That being said, it is best not to make excuses for a poor performance. If there is no real reason for your low MCAT score besides simply poor testing, then you should not use the personal statement to address a low MCAT score. Rather, you should focus your energy on telling a compelling story in the essay.

2. Letters of Recommendation

Whenever you ask for a letter of recommendation—regardless of your MCAT score—you should make sure to write a cover letter for your recommenders. This is something we have all of our students at InGenius Prep do, and something that plays a large role in creating a cohesive application.

For the purpose of addressing a low MCAT score though, you should look at the breakdown. If you performed poorly on the Chemical and Physical Foundations section, maybe you want to ask your Organic Chemistry professor to write you a letter of rec. This person will be able to speak towards your ability and aptitude in the classroom over a long period of time—even if your single section score might not indicate such. Asking recommenders to address these sort of topics in their letters is probably the most direct way of addressing the content of the MCAT. These letters are most successful when the writer can speak to your qualities both in and outside of the classroom.

3. Your School List

The next way to address a low MCAT score, is being tactical about selecting where to apply. If you don’t fall into the category of being able to explain a low score in the personal statement, then there are more indirect ways that you can address this issue.

You should be realistic about where you have an actual chance of being granted an interview. Use objective data, like average MCAT scores of matriculated students, to gauge if a school is a reach, fit, or a safety. When selecting your list of schools to apply to, you should have a mix of reaches and safeties. The lower your MCAT score, the fewer safeties you will have. You will need to be honest with yourself about how realistic it is to get an interview at a reach school.

Consider applying to schools in the Caribbean with lower MCAT averages or to DO schools if your MCAT score is low.

Similarly, the lower your MCAT score, the more schools you will need to apply to in order to increase your chances of getting interviews. Apply broadly! Especially with a lower score, you should apply to 20+ schools. The only way you can GUARANTEE that you don’t get an interview, is if you don’t apply!

4. Highlighting Your Strengths

Lastly, you can choose to overshadow a weak MCAT performance by highlighting more impressive aspects of your application. If a strength of your application is your volunteer or work experience or honors and awards, you need to accentuate this aspect of your application to take focus off other areas.

Medical schools want to see quality experiences that show a substantial contribution on your part. If you have meaningful experiences that accentuates your passion or your compassion, this is a great opportunity to make the reader see another side of you as an applicant, besides objective data.

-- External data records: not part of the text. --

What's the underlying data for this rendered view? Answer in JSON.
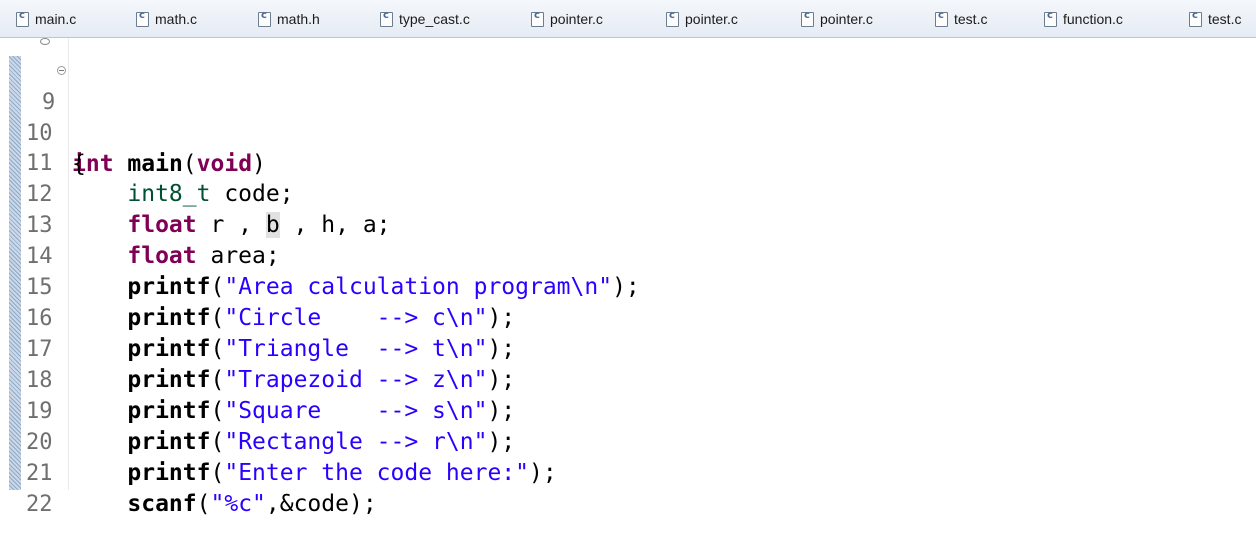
{
  "tabs": [
    "main.c",
    "math.c",
    "math.h",
    "type_cast.c",
    "pointer.c",
    "pointer.c",
    "pointer.c",
    "test.c",
    "function.c",
    "test.c"
  ],
  "editor": {
    "line_numbers": [
      "9",
      "10",
      "11",
      "12",
      "13",
      "14",
      "15",
      "16",
      "17",
      "18",
      "19",
      "20",
      "21",
      "22"
    ],
    "l9": {
      "kw_int": "int",
      "fn": "main",
      "open": "(",
      "kw_void": "void",
      "close": ")"
    },
    "l10": {
      "text": "{"
    },
    "l11": {
      "indent": "    ",
      "type": "int8_t",
      "rest": " code;"
    },
    "l12": {
      "indent": "    ",
      "kw": "float",
      "a1": " r , ",
      "b": "b",
      "a2": " , h, a;"
    },
    "l13": {
      "indent": "    ",
      "kw": "float",
      "rest": " area;"
    },
    "l14": {
      "indent": "    ",
      "fn": "printf",
      "open": "(",
      "str": "\"Area calculation program\\n\"",
      "close": ");"
    },
    "l15": {
      "indent": "    ",
      "fn": "printf",
      "open": "(",
      "str": "\"Circle    --> c\\n\"",
      "close": ");"
    },
    "l16": {
      "indent": "    ",
      "fn": "printf",
      "open": "(",
      "str": "\"Triangle  --> t\\n\"",
      "close": ");"
    },
    "l17": {
      "indent": "    ",
      "fn": "printf",
      "open": "(",
      "str": "\"Trapezoid --> z\\n\"",
      "close": ");"
    },
    "l18": {
      "indent": "    ",
      "fn": "printf",
      "open": "(",
      "str": "\"Square    --> s\\n\"",
      "close": ");"
    },
    "l19": {
      "indent": "    ",
      "fn": "printf",
      "open": "(",
      "str": "\"Rectangle --> r\\n\"",
      "close": ");"
    },
    "l20": {
      "indent": "    ",
      "fn": "printf",
      "open": "(",
      "str": "\"Enter the code here:\"",
      "close": ");"
    },
    "l21": {
      "indent": "    ",
      "fn": "scanf",
      "open": "(",
      "str": "\"%c\"",
      "close": ",&code);"
    }
  },
  "colors": {
    "keyword": "#7f0055",
    "string": "#2a00ff",
    "line_number": "#6f6f6f"
  }
}
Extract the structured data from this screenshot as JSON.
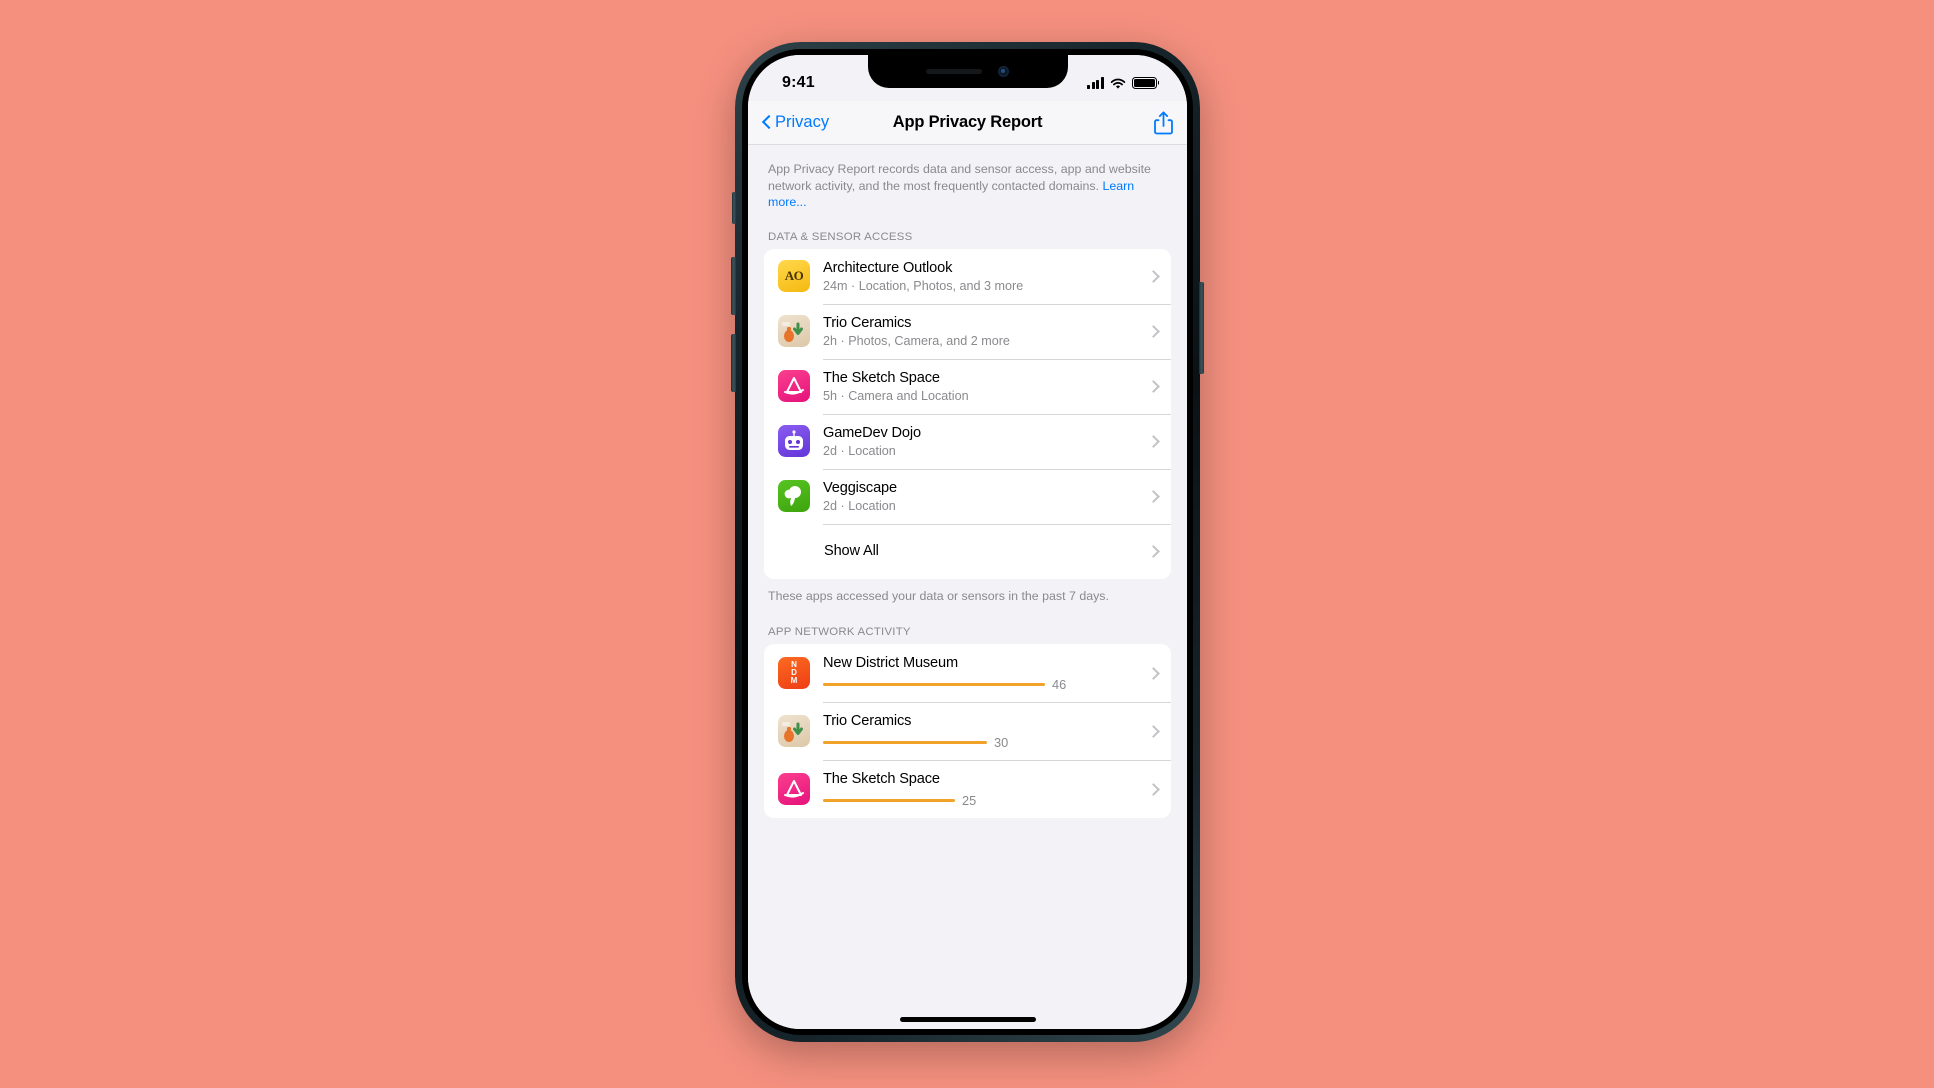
{
  "background_color": "#f5907f",
  "status_bar": {
    "time": "9:41",
    "cellular_icon": "cellular-bars-icon",
    "wifi_icon": "wifi-icon",
    "battery_icon": "battery-icon"
  },
  "nav": {
    "back_label": "Privacy",
    "back_icon": "chevron-left-icon",
    "title": "App Privacy Report",
    "share_icon": "share-icon"
  },
  "intro": {
    "text": "App Privacy Report records data and sensor access, app and website network activity, and the most frequently contacted domains. ",
    "link": "Learn more..."
  },
  "sections": [
    {
      "header": "DATA & SENSOR ACCESS",
      "footnote": "These apps accessed your data or sensors in the past 7 days.",
      "rows": [
        {
          "title": "Architecture Outlook",
          "subtitle": "24m · Location, Photos, and 3 more",
          "icon": "app-icon-architecture-outlook",
          "icon_color": "#f5b90f",
          "icon_text": "AO"
        },
        {
          "title": "Trio Ceramics",
          "subtitle": "2h · Photos, Camera, and 2 more",
          "icon": "app-icon-trio-ceramics",
          "icon_color": "#ddc7a8",
          "icon_text": ""
        },
        {
          "title": "The Sketch Space",
          "subtitle": "5h · Camera and Location",
          "icon": "app-icon-the-sketch-space",
          "icon_color": "#e5127c",
          "icon_text": ""
        },
        {
          "title": "GameDev Dojo",
          "subtitle": "2d · Location",
          "icon": "app-icon-gamedev-dojo",
          "icon_color": "#6236d8",
          "icon_text": ""
        },
        {
          "title": "Veggiscape",
          "subtitle": "2d · Location",
          "icon": "app-icon-veggiscape",
          "icon_color": "#3da30d",
          "icon_text": ""
        }
      ],
      "show_all_label": "Show All"
    },
    {
      "header": "APP NETWORK ACTIVITY",
      "bar_color": "#f0a22a",
      "rows": [
        {
          "title": "New District Museum",
          "value": "46",
          "bar_pct": 100,
          "icon": "app-icon-new-district-museum",
          "icon_color": "#ef3d14",
          "icon_text": "NDM"
        },
        {
          "title": "Trio Ceramics",
          "value": "30",
          "bar_pct": 66,
          "icon": "app-icon-trio-ceramics",
          "icon_color": "#ddc7a8",
          "icon_text": ""
        },
        {
          "title": "The Sketch Space",
          "value": "25",
          "bar_pct": 53,
          "icon": "app-icon-the-sketch-space",
          "icon_color": "#e5127c",
          "icon_text": ""
        }
      ]
    }
  ],
  "home_indicator": "home-indicator"
}
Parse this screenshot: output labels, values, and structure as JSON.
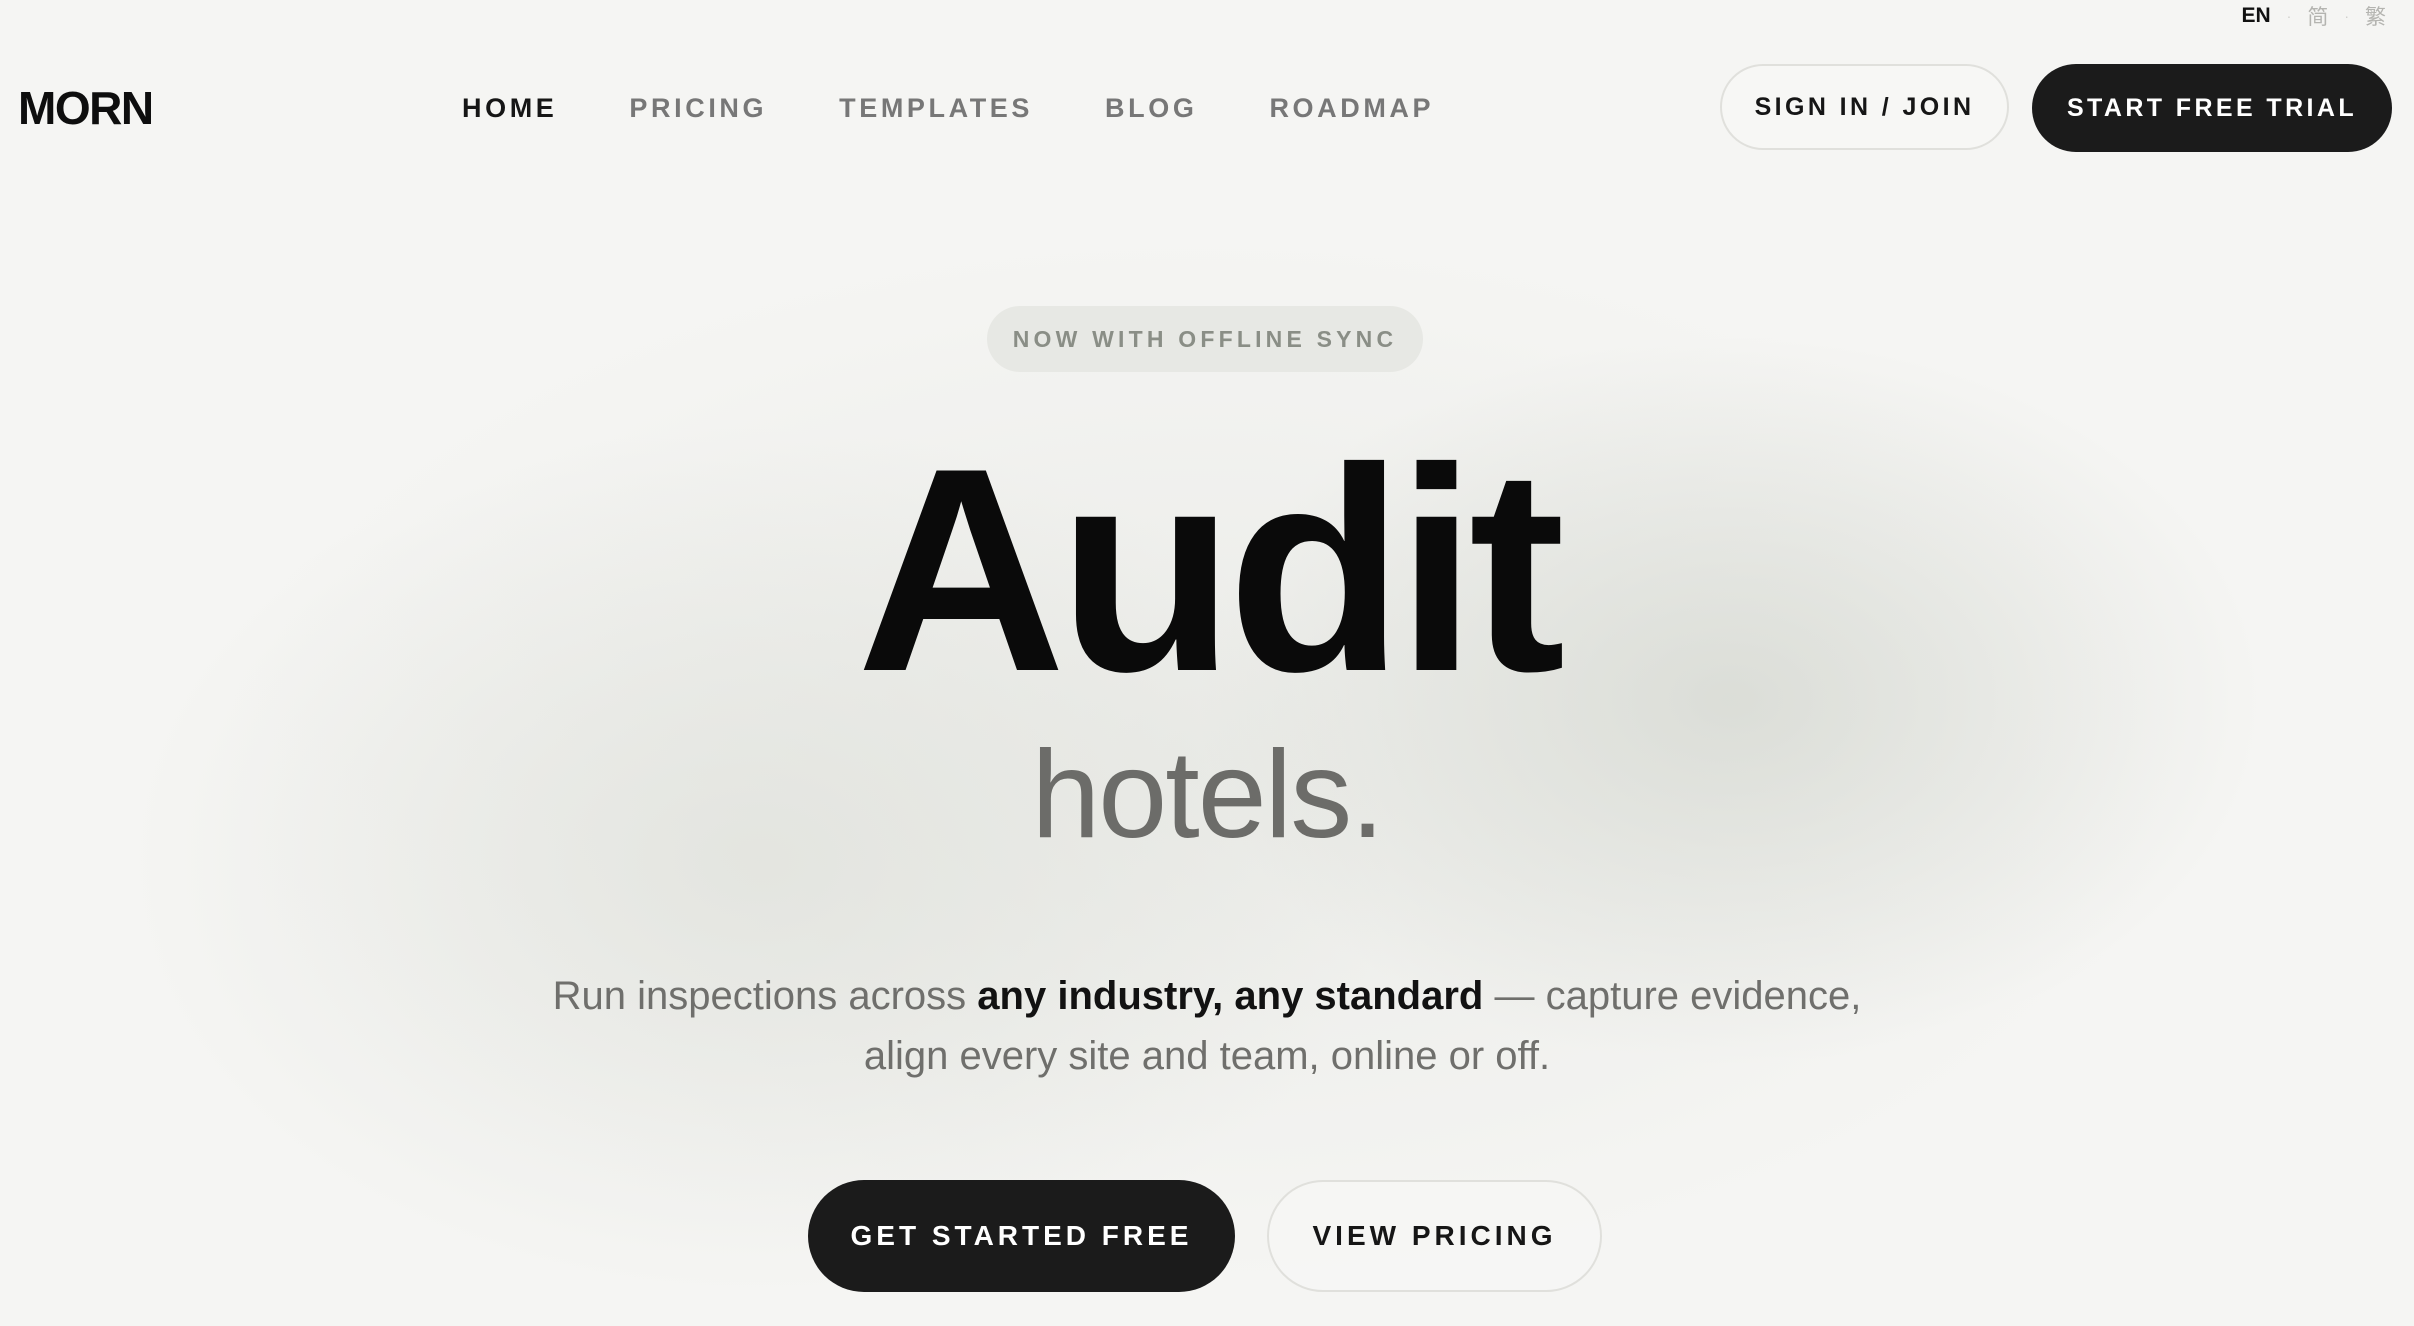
{
  "language_switcher": {
    "active": "EN",
    "options": [
      "简",
      "繁"
    ],
    "separator": "·"
  },
  "header": {
    "logo": "MORN",
    "nav": [
      {
        "label": "HOME",
        "active": true
      },
      {
        "label": "PRICING",
        "active": false
      },
      {
        "label": "TEMPLATES",
        "active": false
      },
      {
        "label": "BLOG",
        "active": false
      },
      {
        "label": "ROADMAP",
        "active": false
      }
    ],
    "sign_in_label": "SIGN IN / JOIN",
    "trial_label": "START FREE TRIAL"
  },
  "hero": {
    "badge": "NOW WITH OFFLINE SYNC",
    "title": "Audit",
    "subtitle": "hotels.",
    "description": {
      "part1": "Run inspections across ",
      "emphasis": "any industry, any standard",
      "part2": " — capture evidence,",
      "line2": "align every site and team, online or off."
    },
    "primary_cta": "GET STARTED FREE",
    "secondary_cta": "VIEW PRICING"
  },
  "colors": {
    "background": "#f5f5f3",
    "dark_button": "#1b1b1b",
    "badge_bg": "#e7e8e4",
    "muted_text": "#6f6f6c"
  }
}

Applying these lessons to your own application
It is reasonable to utilize more than one of the above four approaches when putting together your AMCAS application. You should focus on explaining any downfalls while also highlighting the strengths of your application at the same time. This process is all about framing. You should feel like you have control over how your application is read. Don’t focus on the negative. Make sure your unique experiences, view of the world, background, or research are the pieces that you highlight.

Overall, the MCAT remains a key aspect of any premed’s application; however it does not define the person that it’s attached to. Show the admissions committee who you are in addition to your score. Don’t let that one day hold back your application!

D
David Quinzi is a Graduate Coach for InGenius Prep, an admissions consulting company that helps students with their applications to medical school. He graduated with a BS from Cornell University and is a current MD Candidate at Upstate Medical University. David Quinzi is a Graduate Coach for InGenius Prep, an admissions consulting company that helps students with their applications to medical school. He...